(July 8, 1857- October 18, 1911) French Psychologist.
After receiving his law degree in 1878, Alfred Binet began to study science at the Sorbonne. However, he was not overly interested in his formal schooling, and started educating himself by reading psychology texts at the National Library in Paris. He soon became fascinated with the ideas of John Stuart Mill, who believed that that the operations of intelligence could be explained by the the laws of associationism.
In 1904 a French professional group for child psychology, La Société Libre pour l'Etude Psychologique de l'Enfant, was called upon by the French government to appoint a commission on the education of retarded children. The commission was asked to create a mechanism for identifying students in need of alternative education. Binet, being an active member of this group, found the impetus for the development of his mental scale.
Binet and Simon, in creating what historically is known as the Binet-Simon Scale, comprised a variety of tasks they thought were representative of typical children's abilities at various ages. This task-selection process was based on their many years of observing children in natural settings. They then tested their measurement on a sample of fifty children, ten children per five age groups. The children selected for their study were identified by their school teachers as being average for their age. The purpose of this scale of normal functioning, which would later be revised twice using more stringent standards, was to compare children's mental abilities relative to those of their normal peers.
The scale consisted of thirty tasks of increasing complexity. The easiest of these could be accomplished by all children, even those who were severely retarded. Some of the simplest test items assessed whether or not a child could follow a lighted match with his eyes or shake hands with the examiner. Slightly harder tasks required children to point to various named body parts, repeat back a series of 3 digits, repeat simple sentences, and to define words like house, fork or mama.
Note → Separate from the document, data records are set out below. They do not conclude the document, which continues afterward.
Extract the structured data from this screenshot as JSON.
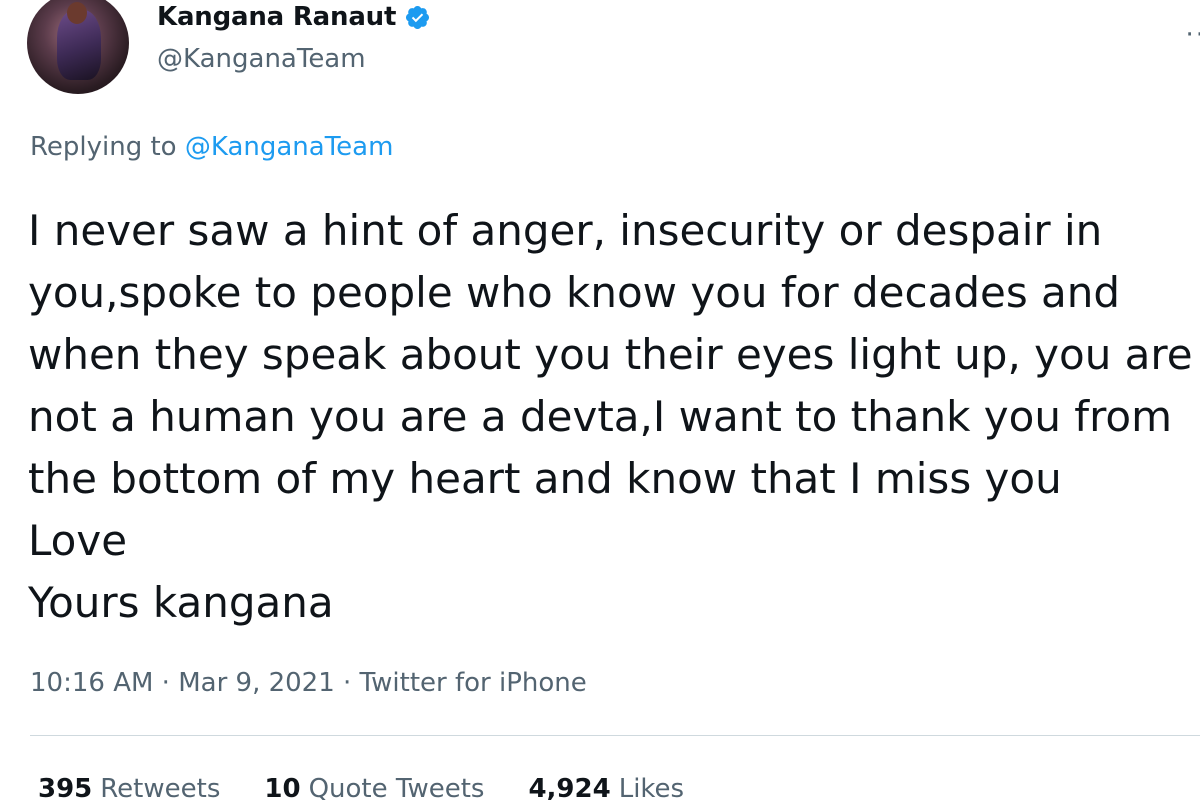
{
  "author": {
    "display_name": "Kangana Ranaut",
    "handle": "@KanganaTeam",
    "verified_icon": "verified-badge-icon",
    "avatar": "profile-photo"
  },
  "reply": {
    "prefix": "Replying to",
    "mention": "@KanganaTeam"
  },
  "tweet": {
    "text": "I never saw a hint of anger, insecurity or despair in\nyou,spoke to people who know you for decades and\nwhen they speak about you their eyes light up, you are\nnot a human you are a devta,I want to thank you from\nthe bottom of my heart and know that I miss you\nLove\nYours kangana"
  },
  "meta": {
    "line": "10:16 AM · Mar 9, 2021 · Twitter for iPhone"
  },
  "stats": {
    "retweets": {
      "count": "395",
      "label": "Retweets"
    },
    "quote_tweets": {
      "count": "10",
      "label": "Quote Tweets"
    },
    "likes": {
      "count": "4,924",
      "label": "Likes"
    }
  },
  "colors": {
    "accent": "#1d9bf0",
    "secondary_text": "#536471",
    "primary_text": "#0f1419"
  }
}
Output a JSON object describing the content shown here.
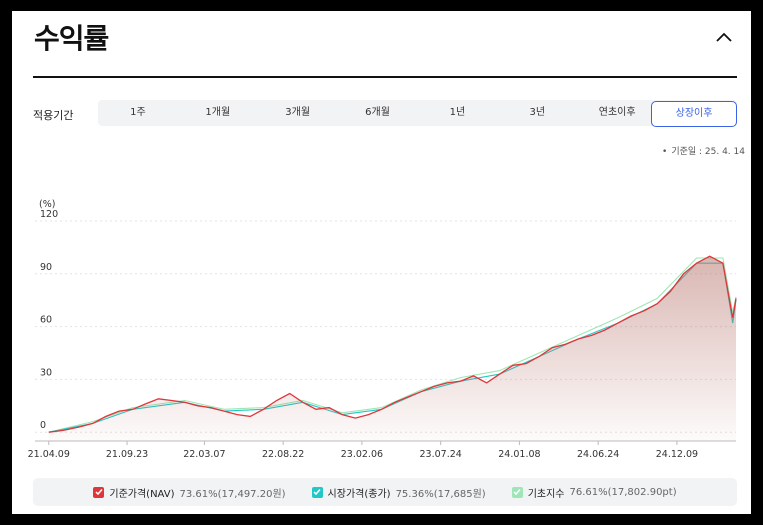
{
  "header": {
    "title": "수익률",
    "collapse_icon": "chevron-up-icon"
  },
  "period": {
    "label": "적용기간",
    "tabs": [
      "1주",
      "1개월",
      "3개월",
      "6개월",
      "1년",
      "3년",
      "연초이후",
      "상장이후"
    ],
    "active_index": 7,
    "accent_color": "#3b63e8"
  },
  "reference_date": "기준일 : 25. 4. 14",
  "legend": [
    {
      "name": "기준가격(NAV)",
      "value": "73.61%(17,497.20원)",
      "color": "#e0363a"
    },
    {
      "name": "시장가격(종가)",
      "value": "75.36%(17,685원)",
      "color": "#22c7c7"
    },
    {
      "name": "기초지수",
      "value": "76.61%(17,802.90pt)",
      "color": "#9ee6b5"
    }
  ],
  "chart_data": {
    "type": "area",
    "ylabel": "(%)",
    "ylim": [
      -5,
      120
    ],
    "yticks": [
      0,
      30,
      60,
      90,
      120
    ],
    "xlim": [
      "2021-04-01",
      "2025-04-14"
    ],
    "xticks": [
      "21.04.09",
      "21.09.23",
      "22.03.07",
      "22.08.22",
      "23.02.06",
      "23.07.24",
      "24.01.08",
      "24.06.24",
      "24.12.09"
    ],
    "grid": true,
    "legend_position": "bottom",
    "series": [
      {
        "name": "기준가격(NAV)",
        "color": "#e0363a",
        "fill": "gradient",
        "x": [
          "2021-04-09",
          "2021-05-10",
          "2021-06-14",
          "2021-07-12",
          "2021-08-09",
          "2021-09-06",
          "2021-10-05",
          "2021-11-01",
          "2021-11-29",
          "2021-12-27",
          "2022-01-24",
          "2022-02-21",
          "2022-03-21",
          "2022-04-18",
          "2022-05-16",
          "2022-06-13",
          "2022-07-11",
          "2022-08-08",
          "2022-09-05",
          "2022-10-03",
          "2022-10-31",
          "2022-11-28",
          "2022-12-26",
          "2023-01-23",
          "2023-02-20",
          "2023-03-20",
          "2023-04-17",
          "2023-05-15",
          "2023-06-12",
          "2023-07-10",
          "2023-08-07",
          "2023-09-04",
          "2023-10-02",
          "2023-10-30",
          "2023-11-27",
          "2023-12-25",
          "2024-01-22",
          "2024-02-19",
          "2024-03-18",
          "2024-04-15",
          "2024-05-13",
          "2024-06-10",
          "2024-07-08",
          "2024-08-05",
          "2024-09-02",
          "2024-09-30",
          "2024-10-28",
          "2024-11-25",
          "2024-12-23",
          "2025-01-20",
          "2025-02-17",
          "2025-03-17",
          "2025-04-07",
          "2025-04-14"
        ],
        "values": [
          0,
          1,
          3,
          5,
          9,
          12,
          13,
          16,
          19,
          18,
          17,
          15,
          14,
          12,
          10,
          9,
          13,
          18,
          22,
          17,
          13,
          14,
          10,
          8,
          10,
          13,
          17,
          20,
          23,
          26,
          28,
          29,
          32,
          28,
          33,
          38,
          39,
          43,
          48,
          50,
          53,
          55,
          58,
          62,
          66,
          69,
          73,
          80,
          90,
          96,
          100,
          96,
          65,
          76
        ]
      },
      {
        "name": "시장가격(종가)",
        "color": "#22c7c7",
        "x": [
          "2021-04-09",
          "2021-07-12",
          "2021-10-05",
          "2022-01-24",
          "2022-04-18",
          "2022-07-11",
          "2022-10-03",
          "2022-12-26",
          "2023-03-20",
          "2023-06-12",
          "2023-09-04",
          "2023-11-27",
          "2024-02-19",
          "2024-05-13",
          "2024-08-05",
          "2024-10-28",
          "2025-01-20",
          "2025-03-17",
          "2025-04-07",
          "2025-04-14"
        ],
        "values": [
          0,
          5,
          13,
          17,
          12,
          13,
          17,
          10,
          13,
          23,
          29,
          33,
          43,
          53,
          62,
          73,
          96,
          96,
          62,
          75
        ]
      },
      {
        "name": "기초지수",
        "color": "#9ee6b5",
        "x": [
          "2021-04-09",
          "2021-07-12",
          "2021-10-05",
          "2022-01-24",
          "2022-04-18",
          "2022-07-11",
          "2022-10-03",
          "2022-12-26",
          "2023-03-20",
          "2023-06-12",
          "2023-09-04",
          "2023-11-27",
          "2024-02-19",
          "2024-05-13",
          "2024-08-05",
          "2024-10-28",
          "2025-01-20",
          "2025-03-17",
          "2025-04-07",
          "2025-04-14"
        ],
        "values": [
          0,
          6,
          14,
          18,
          13,
          14,
          18,
          11,
          14,
          24,
          31,
          35,
          45,
          55,
          65,
          76,
          99,
          99,
          68,
          77
        ]
      }
    ]
  }
}
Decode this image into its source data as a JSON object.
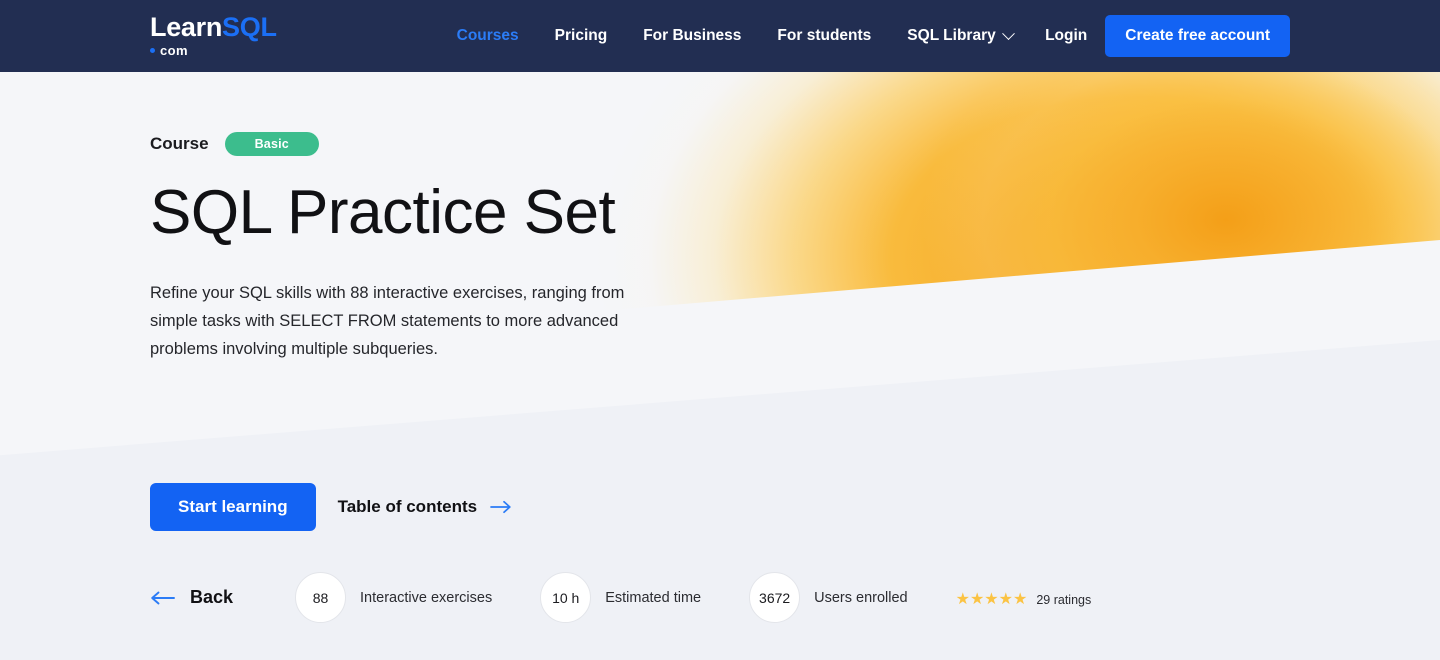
{
  "header": {
    "logo": {
      "learn": "Learn",
      "sql": "SQL",
      "com": "com"
    },
    "nav": [
      {
        "label": "Courses",
        "active": true,
        "has_chevron": false
      },
      {
        "label": "Pricing",
        "active": false,
        "has_chevron": false
      },
      {
        "label": "For Business",
        "active": false,
        "has_chevron": false
      },
      {
        "label": "For students",
        "active": false,
        "has_chevron": false
      },
      {
        "label": "SQL Library",
        "active": false,
        "has_chevron": true
      }
    ],
    "login_label": "Login",
    "cta_label": "Create free account",
    "background_color": "#222e52",
    "accent_color": "#1363f3"
  },
  "hero": {
    "course_label": "Course",
    "level_badge": "Basic",
    "level_badge_color": "#3cbd8d",
    "title": "SQL Practice Set",
    "description": "Refine your SQL skills with 88 interactive exercises, ranging from simple tasks with SELECT FROM statements to more advanced problems involving multiple subqueries.",
    "gradient_from": "#f5a623",
    "gradient_to": "#fbc85a"
  },
  "actions": {
    "start_label": "Start learning",
    "toc_label": "Table of contents",
    "toc_arrow_color": "#2b7cf6"
  },
  "stats": {
    "back_label": "Back",
    "back_arrow_color": "#2b7cf6",
    "items": [
      {
        "value": "88",
        "label": "Interactive exercises"
      },
      {
        "value": "10 h",
        "label": "Estimated time"
      },
      {
        "value": "3672",
        "label": "Users enrolled"
      }
    ],
    "rating": {
      "stars_filled": 5,
      "stars_total": 5,
      "star_color": "#fbc343",
      "ratings_label": "29 ratings"
    }
  }
}
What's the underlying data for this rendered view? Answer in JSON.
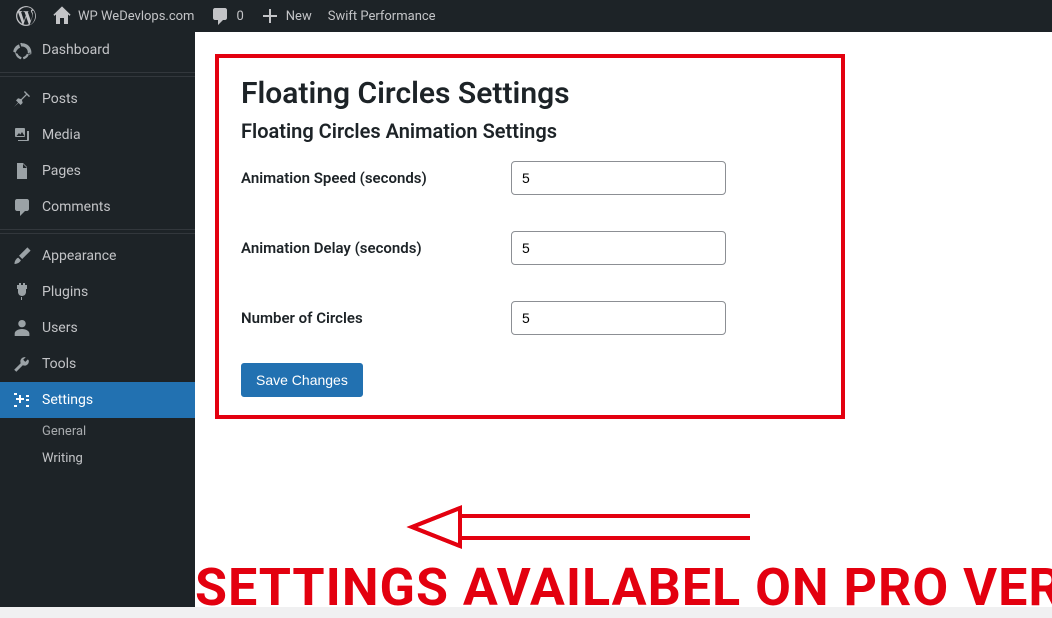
{
  "topbar": {
    "site_name": "WP WeDevlops.com",
    "comments_count": "0",
    "new_label": "New",
    "swift_label": "Swift Performance"
  },
  "sidebar": {
    "items": [
      {
        "label": "Dashboard"
      },
      {
        "label": "Posts"
      },
      {
        "label": "Media"
      },
      {
        "label": "Pages"
      },
      {
        "label": "Comments"
      },
      {
        "label": "Appearance"
      },
      {
        "label": "Plugins"
      },
      {
        "label": "Users"
      },
      {
        "label": "Tools"
      },
      {
        "label": "Settings"
      }
    ],
    "submenu": [
      {
        "label": "General"
      },
      {
        "label": "Writing"
      }
    ]
  },
  "panel": {
    "title": "Floating Circles Settings",
    "subtitle": "Floating Circles Animation Settings",
    "fields": [
      {
        "label": "Animation Speed (seconds)",
        "value": "5"
      },
      {
        "label": "Animation Delay (seconds)",
        "value": "5"
      },
      {
        "label": "Number of Circles",
        "value": "5"
      }
    ],
    "save_label": "Save Changes"
  },
  "annotation": {
    "big_text": "SETTINGS AVAILABEL ON PRO VERSION"
  }
}
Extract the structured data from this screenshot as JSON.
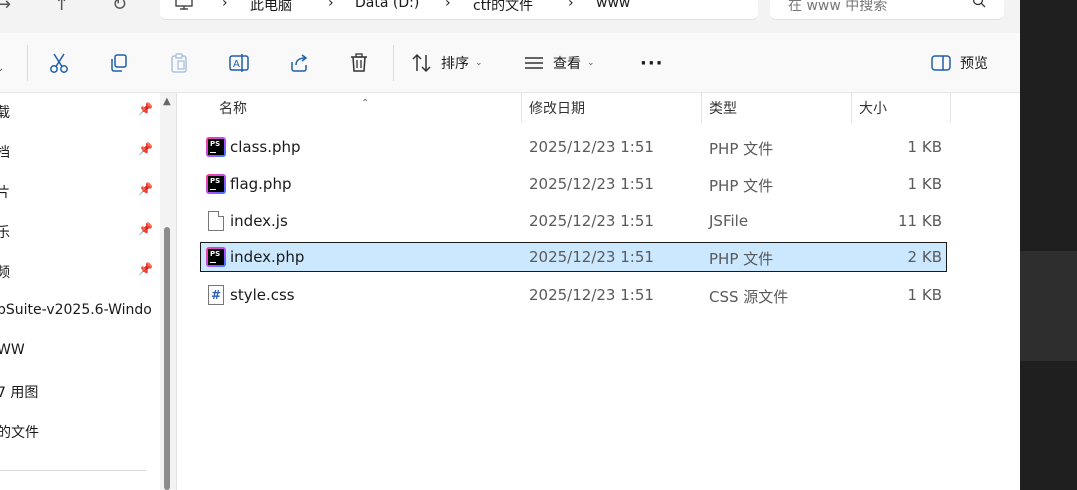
{
  "nav_buttons": {
    "back": "→",
    "up": "↑",
    "refresh": "↻"
  },
  "breadcrumb": [
    {
      "label": "此电脑"
    },
    {
      "label": "Data (D:)"
    },
    {
      "label": "ctf的文件"
    },
    {
      "label": "www"
    }
  ],
  "breadcrumb_sep": "›",
  "search": {
    "placeholder": "在 www 中搜索"
  },
  "toolbar": {
    "sort_label": "排序",
    "view_label": "查看",
    "more_label": "···",
    "preview_label": "预览"
  },
  "sidebar": {
    "items": [
      {
        "label": "载",
        "pinned": true
      },
      {
        "label": "档",
        "pinned": true
      },
      {
        "label": "片",
        "pinned": true
      },
      {
        "label": "乐",
        "pinned": true
      },
      {
        "label": "频",
        "pinned": true
      },
      {
        "label": "pSuite-v2025.6-Windo",
        "pinned": false
      },
      {
        "label": "WW",
        "pinned": false
      },
      {
        "label": "7 用图",
        "pinned": false
      },
      {
        "label": "的文件",
        "pinned": false
      }
    ],
    "pin_glyph": "📌"
  },
  "columns": {
    "name": "名称",
    "modified": "修改日期",
    "type": "类型",
    "size": "大小"
  },
  "files": [
    {
      "name": "class.php",
      "modified": "2025/12/23 1:51",
      "type": "PHP 文件",
      "size": "1 KB",
      "icon": "phpstorm-icon",
      "selected": false
    },
    {
      "name": "flag.php",
      "modified": "2025/12/23 1:51",
      "type": "PHP 文件",
      "size": "1 KB",
      "icon": "phpstorm-icon",
      "selected": false
    },
    {
      "name": "index.js",
      "modified": "2025/12/23 1:51",
      "type": "JSFile",
      "size": "11 KB",
      "icon": "file-icon",
      "selected": false
    },
    {
      "name": "index.php",
      "modified": "2025/12/23 1:51",
      "type": "PHP 文件",
      "size": "2 KB",
      "icon": "phpstorm-icon",
      "selected": true
    },
    {
      "name": "style.css",
      "modified": "2025/12/23 1:51",
      "type": "CSS 源文件",
      "size": "1 KB",
      "icon": "css-file-icon",
      "selected": false
    }
  ],
  "colors": {
    "selection": "#cce8ff",
    "accent": "#0067c0",
    "dark_strip": "#1f1f1f"
  }
}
More difficult test items required children to state the difference between pairs of things, reproduce drawings from memory or to construct sentences from three given words such as "Paris, river and fortune". The hardest test items included asking children to repeat back 7 random digits, find three rhymes for the French word obéisance and to answer questions such as "My neighbor has been receiving strange visitors. He has received in turn a doctor, a lawyer, and then a priest". For the practical use of determining educational placement, the score on the Binet-Simon scale would reveal the child's mental age. For example, a 6 year-old child who passed all the tasks usually passed by 6 year-olds--but nothing beyond--would have a mental age that exactly matched his chronological age, 6.0.
Intelligence Quotient (I.Q.)
An Intelligence Quotient or IQ is a score derived from one of several different standardized tests attempting to measure intelligence. The term "IQ", a translation of the German Intelligenz-Quotient, was coined by the German psychologist William Stern in 1912 as a proposed method of scoring early modern children's intelligence tests such as those developed by Alfred Binet and Theodore Simon in the early 20th Century. Although the term "IQ" is still in common use, the scoring of modern IQ tests such as the Wechsler Adult Intelligence Scale is now based on a projection of the subject's measured rank on the Gaussian bell curve with a center value (average IQ) of 100, and a standard deviation of 15 (different tests have various standard deviations; the Stanford-Binet IQ test has a standard deviation of 16).
IQ scores have been shown to correlate with such factors as morbidity and mortality, parental social status, and to a substantial degree, parental IQ: while IQ inheritance has been investigated for nearly a century, controversy remains as to how much is inheritable, and the mechanisms for inheriting are still a matter of some debate.
IQ scores are used in many contexts: as predictors of educational achievement or special needs, by social scientists who study the distribution of IQ scores in populations and the relationships between IQ score and other variables, and as predictors of job performance and income.
The average IQ scores for many populations were rising at an average rate of three points per decade during the 20th century with most of the increase in the lower half of the IQ range: a phenomenon called the Flynn effect. It is disputed whether these changes in scores reflect real changes in intellectual abilities, or merely methodological problems with past or present testing.
In 1905 the French psychologist Alfred Binet published the first modern intelligence test called the Binet-Simon intelligence scale. His principal goal was to identify students who needed special help in coping with the school curriculum. Along with his collaborator Theodore Simon, Binet published revisions of his intelligence scale in 1908 and 1911, the last appearing just before his untimely death, at the age of 53.
In 1912, the German psychologist William Stern coined the abbreviation "I.Q.," a translation of the German Intelligenz-Quotient ("intelligence quotient"), proposing that an individual's intelligence level be measured as a quotient of their estimated "mental age" and their chronological age. A further refinement of the Binet-Simon scale was published in 1916 by Lewis M. Terman, from Stanford University, who incorporated Stern's proposal, and this Stanford-Binet Intelligence Scale formed the basis for one of the modern intelligence tests that remains in common use.
At first, IQ was calculated as a ratio with the formula
Thus, the modern IQ score is a mathematical transformation of a raw score on an IQ test, based on the rank of that score in a normalization sample. Modern scores are sometimes referred to as "deviance IQ", while older method age-specific scores are referred to as "ratio IQ".